EXCLUSIVE: Along with everything else about the 2001 Toronto Film Festival, the launch of Magnolia Pictures was quickly forgotten on September 11, as co-founder Eamonn Bowles and other indie film execs scrambled to find ways to get home. Magnolia marked its 10th anniversary at 2011 Toronto. While the company still doesn’t carry the profile of some other indie distributors, Bowles and co-owner Todd Wagner said their model — mixing traditional indie theatrical distribution with emerging digital technology — has made them distinctive and profitable. VOD revenues now often outpace theatrical for Magnolia films, and they return profit to filmmakers because of low P&A spends. Bowles and Wagner have been honing the VOD model since they were branded charlatans by theater chains in 2005 when Steven Soderbergh’s micro-budget film Bubble was released simultaneously on movie screens, VOD and DVD. Wagner and partner Mark Cuban put Magnolia and other film assets under the 2929 Entertainment banner on the selling block earlier this year, but pulled them back when they didn’t get a high price. Wagner said he’s staying.
Magnolia releases 35-40 films each year now, with upcoming releases that include the 2011 Toronto title Melancholia (which got Lars von Trier banned by Cannes for making dumb pro-Nazi comments). Some Magnolia efforts follow a theatrical release cycle, others go direct to DVD. But VOD has increasingly become the distributor’s calling card and Wagner said proof of its viability came when Harvey Weinstein poached Magnolia execs Tom Quinn and Jason Janego to start a VOD venture for The Weinstein Company.
“Harvey’s been in the industry forever, and he thought it was a good enough model to hire some of our folks away,” Wagner told me. “I’m flattered. There are other people doing this now, from IFC to John Sloss. To me, it’s validation that we’ve hit on something. But we’ve got an advantage, a unique collection of assets in the Landmark Theater chain, a home video division, and HDNet. The big theater chains still absolutely won’t play Ultra VOD titles, so having a theater chain is helpful. As is having the television network for the relationships it has made us with all the MSO’s. These synergies allow us to be freewheeling in how we license content. And producers are coming back to us with films because we are cutting them checks. That rarely happens elsewhere because of all the P&A that stands in front of them.” Read More »

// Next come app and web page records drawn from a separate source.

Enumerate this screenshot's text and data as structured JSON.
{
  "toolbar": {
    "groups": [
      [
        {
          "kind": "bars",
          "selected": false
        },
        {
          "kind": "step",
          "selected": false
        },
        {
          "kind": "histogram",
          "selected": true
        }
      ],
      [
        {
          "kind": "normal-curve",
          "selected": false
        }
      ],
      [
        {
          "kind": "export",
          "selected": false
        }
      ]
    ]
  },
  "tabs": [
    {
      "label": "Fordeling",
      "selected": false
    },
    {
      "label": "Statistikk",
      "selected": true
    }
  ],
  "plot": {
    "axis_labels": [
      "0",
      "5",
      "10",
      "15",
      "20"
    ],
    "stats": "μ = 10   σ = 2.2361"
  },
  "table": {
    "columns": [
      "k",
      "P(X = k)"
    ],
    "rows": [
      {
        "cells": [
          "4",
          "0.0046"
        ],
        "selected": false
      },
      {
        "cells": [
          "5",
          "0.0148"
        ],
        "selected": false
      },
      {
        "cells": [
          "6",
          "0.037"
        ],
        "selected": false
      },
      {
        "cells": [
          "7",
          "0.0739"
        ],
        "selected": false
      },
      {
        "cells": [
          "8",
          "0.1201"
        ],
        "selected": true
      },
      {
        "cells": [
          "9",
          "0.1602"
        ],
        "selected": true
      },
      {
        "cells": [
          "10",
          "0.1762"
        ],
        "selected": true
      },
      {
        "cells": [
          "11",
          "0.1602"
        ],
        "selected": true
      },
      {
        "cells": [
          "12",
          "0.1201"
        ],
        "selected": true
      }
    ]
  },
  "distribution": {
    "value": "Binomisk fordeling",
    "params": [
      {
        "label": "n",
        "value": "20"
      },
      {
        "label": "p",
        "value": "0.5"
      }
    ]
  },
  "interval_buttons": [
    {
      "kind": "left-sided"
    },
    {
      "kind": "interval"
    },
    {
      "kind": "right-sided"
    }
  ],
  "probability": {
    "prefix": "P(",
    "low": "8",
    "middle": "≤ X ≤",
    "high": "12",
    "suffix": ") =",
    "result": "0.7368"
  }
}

In another Twilight Zone-like twist to Lars von Trier’s bizarre Cannes experience, the Iranian Vice Minister of Culture Javad Shamaqdari sent a letter slamming the festival for “fascist behavior” in declaring the Danish Melancholia director persona non grata after his attempts to be funny in declaring himself a Nazi and saying that he sympathized with Hitler. Von Trier hasn’t had many come to his defense since issuing those dopey comments, but it is odd to get a statement of support from the same government that gave harsh prison sentences and banishment from filmmaking to two of its most important directors, Jafar Panahi and Mohammad Rasoulof. Both had new films added to Cannes as a show of solidarity. Of course, von Trier issued another statement, which doesn’t really clear up anything: Read More »